Die Rolle von Fels-Habitaten für Nischenkonstanz und als Refugien für Pflanzen : drei Fallstudien
Numerous phylogenetic studies look for speciation without ecological radiation (PNC = phylogenetic niche conservatism). However, they ask only rarely for the role of the habitats for niche constancy. Starting from the hypothesis of DAVIS (1951) and SNOGERUP (1971) that the rock environment is 1) an evolutionary trap, conserving many old lineages (phylogenetic relicts) and that 2) it serves as a refugium under climate change, the rock vegetation is analysed for relic-tic species and niche conservatism. Three case studies, based upon phytosociological data sets from subtropical Africa, the Mediterranean area and the Eastern Alps are analysed. Molecular phylogenetic trees from selected taxa indicate the time of the splitting of lineages and the dura-tion of niche constancy. The comparison of succulent communities on rocks in SW-Arabia (class Kleinio-Carallumetea) and on the Canary Islands (Kleinio-Euphorbietea) shows numerous vicarious taxa (synvicariism). The phylogenetic tree of Campylanthus allows assuming the origin of this vicariance pattern in a geo-graphical separation of the ancestors in Mid Tertiary.
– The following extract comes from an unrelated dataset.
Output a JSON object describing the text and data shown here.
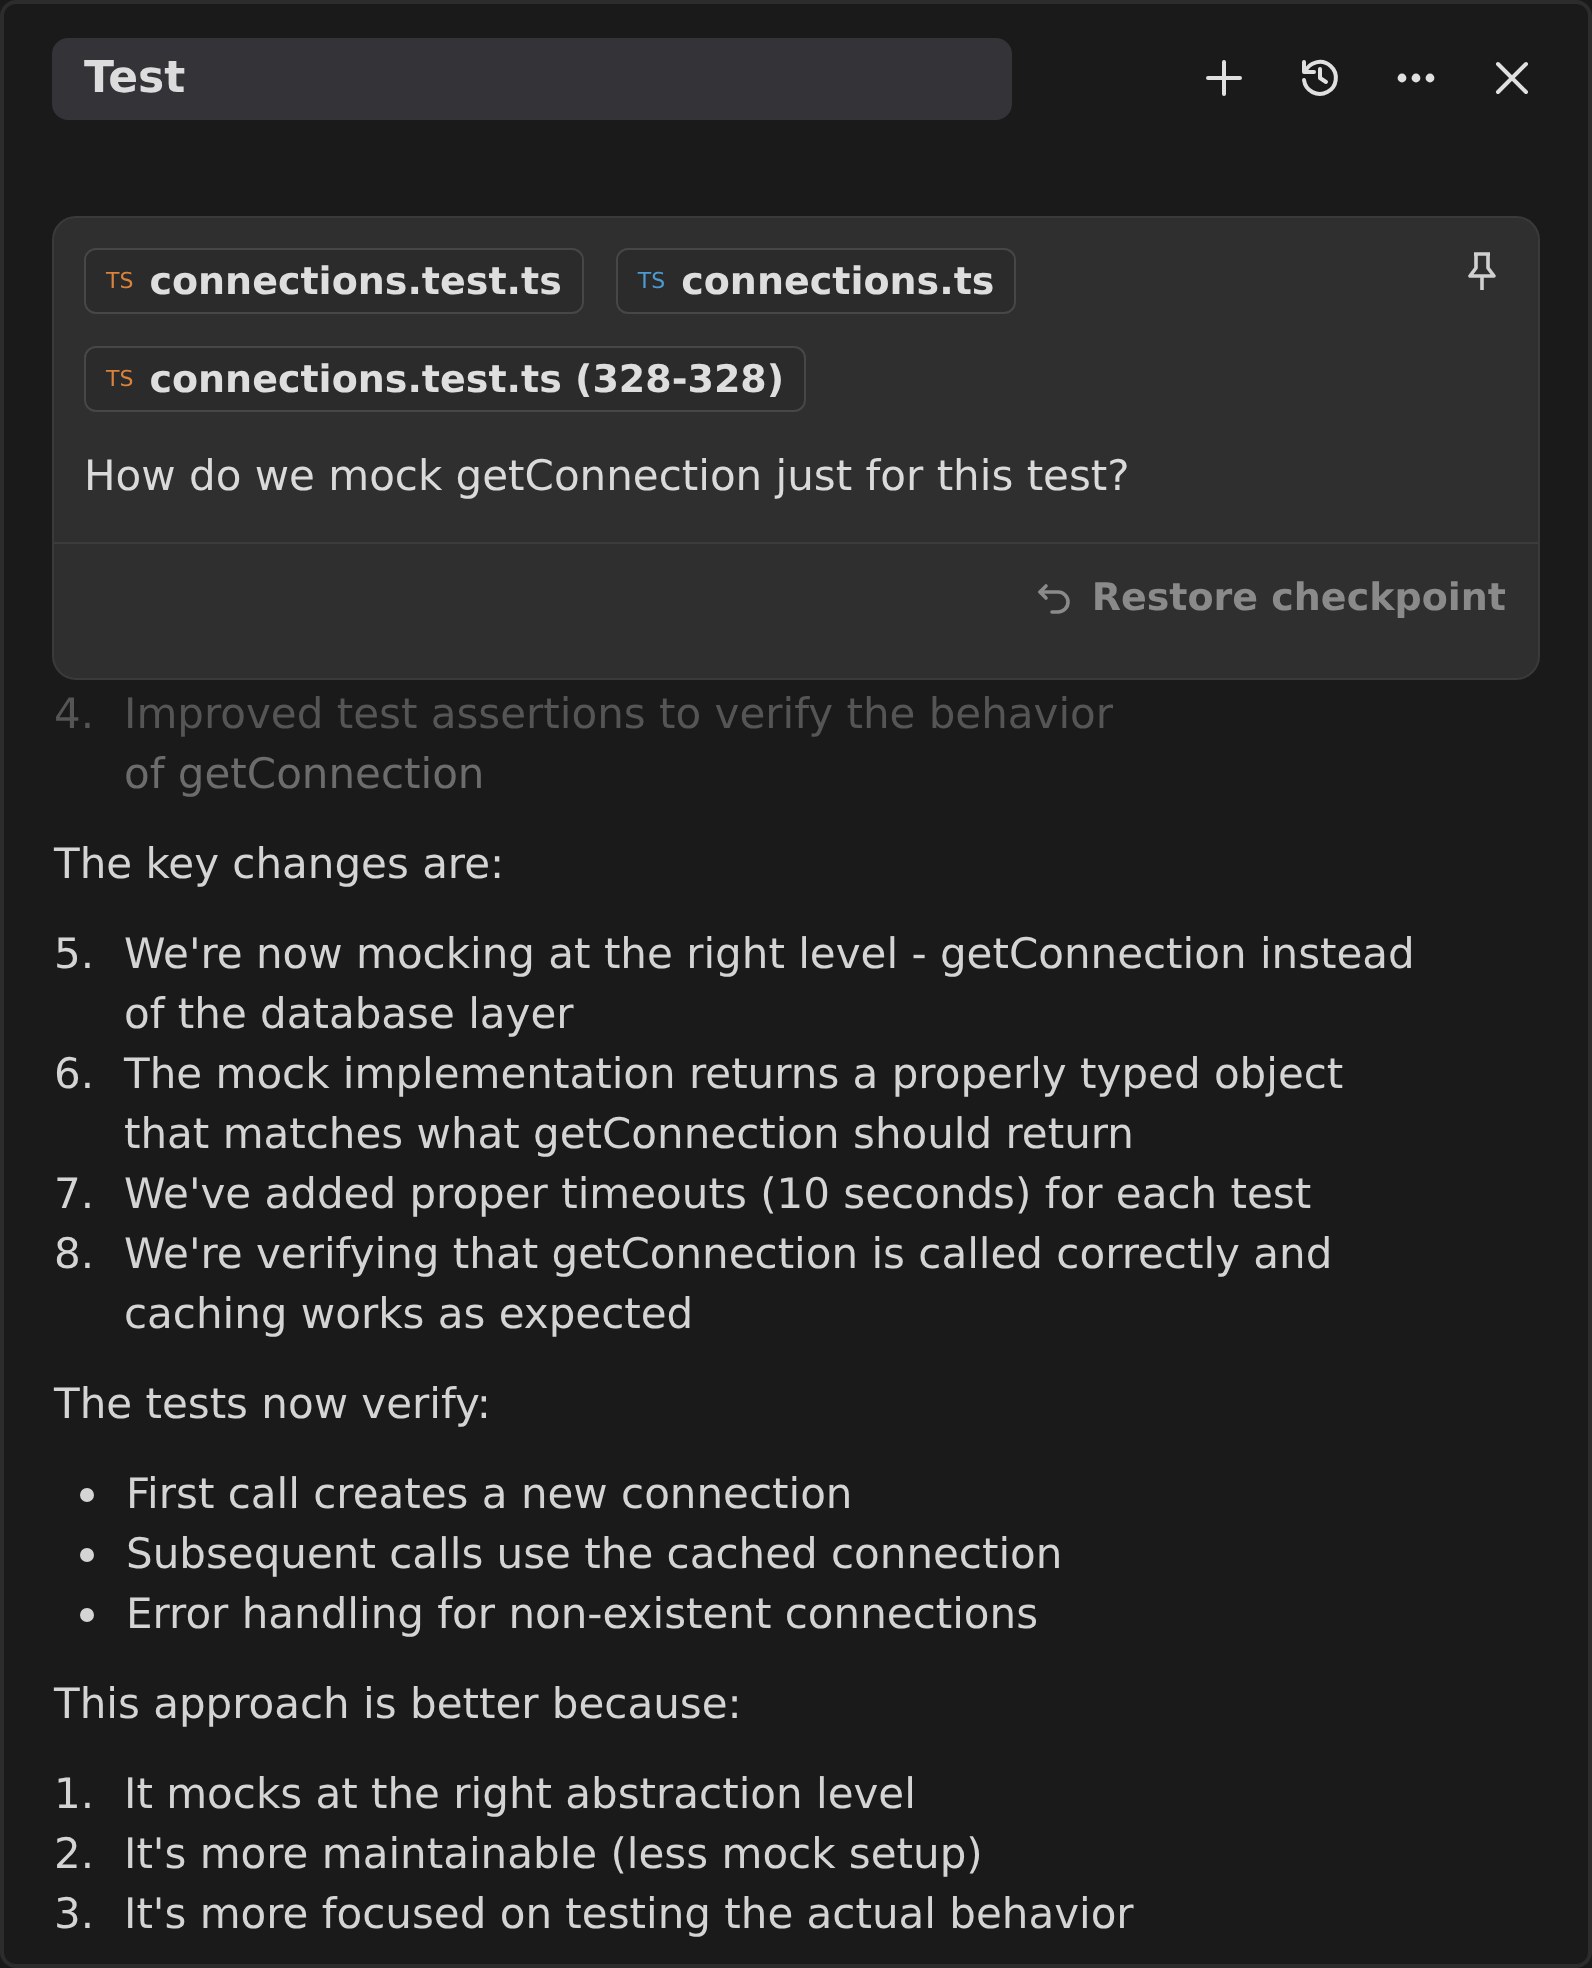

The aridisation of Northern Africa about 6 Mya ago resulted in this high distance disjunction between Macaronesia and the Eritreo-Arabian region. The separated taxa underwent allopatric speciation, without ecological radiation. They remained in their niches. The vegetation of halve-caves with soaking water (class Adiantetea capilli-veneris) in the Mediterra-nean area and adjacent subtropics shelters local endemics, forming a mosaic of vicarious species. They belong to the genus Pinguicula in the NW-Mediterranean, to Hypericum (section Adenosepalum) in the SW-Mediterranean, and to Primula subgenus Sphondylia on the Arabian Peninsula and its surroundings. These vicariance patterns date back to the Late Tertiary and the climatic conditions in the Quaternary. The constant water supply - quite independent from the macroclimatic condi-tions - and the stenothermic rock surface favour in-situ resilience and make the Adiantetea to outstanding refugia for phylogenetic and geographical relicts. The example of the Caricetum firmae demonstrates relict phenomena, dating back to the last ice age. The rock fissures and calciphilous, alpine rock turfs of the massifs fringing the Eastern Alps shelter endemic cushion plants from genera such as Potentilla, Primula, Androsace, and Gentiana. These taxa of low dispersal capacity are still located in their glacial refugia. The actual species combination of rock communities mirrors historical events. The floristic and spatial patterns are influenced by former climatic conditions, by evolutionary processes and by dispersal limitations. Because of the high variety of micro-habitats, rocks offer refugia and shelter relicts. It is a habitat of outstanding niche conservatism, resulting in patterns of vicarious species and parallel evolution.